November 26, 2007 - 8:59am
A few vignettes from the holiday weekend: ***The Boy at lunch: "I'm thinking of a word that rhymes with 'oilet.' " He followed that with "I'm thinking of a word that rhymes with 'oilet maper.' " ***
November 21, 2007 - 10:32am
Aspazia, characteristically, has a thought-provoking post about applied ethics. This time it's about some partial scholarships that her husband's college has extended to some economically challenged students. In essence, the scholarships are enough to make the college seem affordable, but the students still have to work outside of class a significant number of hours to make ends meet.
November 19, 2007 - 11:17pm
My cc is taking a new look at guidelines for "advisory boards" for various "occupational" degree programs.(A quick definition: an "occupational" degree refers to one designed primarily to make students employable in a given field upon graduation. Its counterpart is the "transfer" degree, which is intended to be the first half of a bachelor's degree. Transfer degrees typically include much more "gen ed," and their intended audience is four-year colleges and universities, rather than employers.)

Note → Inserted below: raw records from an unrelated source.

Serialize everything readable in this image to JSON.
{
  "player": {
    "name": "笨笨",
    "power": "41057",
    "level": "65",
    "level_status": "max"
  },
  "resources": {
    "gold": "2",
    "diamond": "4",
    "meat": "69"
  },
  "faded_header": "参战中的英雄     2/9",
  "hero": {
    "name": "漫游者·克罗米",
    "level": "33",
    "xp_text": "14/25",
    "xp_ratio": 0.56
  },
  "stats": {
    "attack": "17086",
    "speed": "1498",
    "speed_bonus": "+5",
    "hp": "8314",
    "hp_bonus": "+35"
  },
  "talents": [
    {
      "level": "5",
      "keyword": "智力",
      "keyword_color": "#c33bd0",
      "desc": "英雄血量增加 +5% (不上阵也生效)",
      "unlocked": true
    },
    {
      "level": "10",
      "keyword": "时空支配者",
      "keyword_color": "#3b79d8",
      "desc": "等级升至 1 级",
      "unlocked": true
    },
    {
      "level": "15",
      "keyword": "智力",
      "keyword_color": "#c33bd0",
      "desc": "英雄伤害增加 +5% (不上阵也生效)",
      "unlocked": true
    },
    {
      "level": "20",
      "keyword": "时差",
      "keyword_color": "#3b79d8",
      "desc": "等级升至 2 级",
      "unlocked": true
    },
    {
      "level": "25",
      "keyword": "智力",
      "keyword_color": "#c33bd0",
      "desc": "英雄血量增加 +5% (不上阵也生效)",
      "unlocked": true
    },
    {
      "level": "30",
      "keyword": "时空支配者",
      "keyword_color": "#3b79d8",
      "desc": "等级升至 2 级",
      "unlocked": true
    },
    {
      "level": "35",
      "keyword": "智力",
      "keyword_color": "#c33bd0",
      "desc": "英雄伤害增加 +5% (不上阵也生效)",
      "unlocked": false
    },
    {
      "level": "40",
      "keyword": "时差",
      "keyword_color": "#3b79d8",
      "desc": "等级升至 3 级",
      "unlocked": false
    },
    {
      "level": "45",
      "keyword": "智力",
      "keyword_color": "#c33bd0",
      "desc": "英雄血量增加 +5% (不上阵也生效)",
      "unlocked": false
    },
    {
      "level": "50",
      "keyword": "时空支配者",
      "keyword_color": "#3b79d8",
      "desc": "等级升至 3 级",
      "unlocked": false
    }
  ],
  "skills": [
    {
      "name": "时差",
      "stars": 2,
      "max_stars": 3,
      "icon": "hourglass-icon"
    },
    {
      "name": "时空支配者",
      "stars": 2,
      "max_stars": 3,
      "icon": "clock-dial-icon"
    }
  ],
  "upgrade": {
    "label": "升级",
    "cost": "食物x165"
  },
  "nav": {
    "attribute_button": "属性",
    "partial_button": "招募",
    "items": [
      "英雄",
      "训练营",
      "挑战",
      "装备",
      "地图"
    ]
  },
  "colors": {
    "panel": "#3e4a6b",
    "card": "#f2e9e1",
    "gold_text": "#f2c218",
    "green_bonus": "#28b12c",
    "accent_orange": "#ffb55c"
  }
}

What Others Are Reading

  • Viewed
  • Past:
  • Day
  • Week
  • Month
  • Year
Back to Top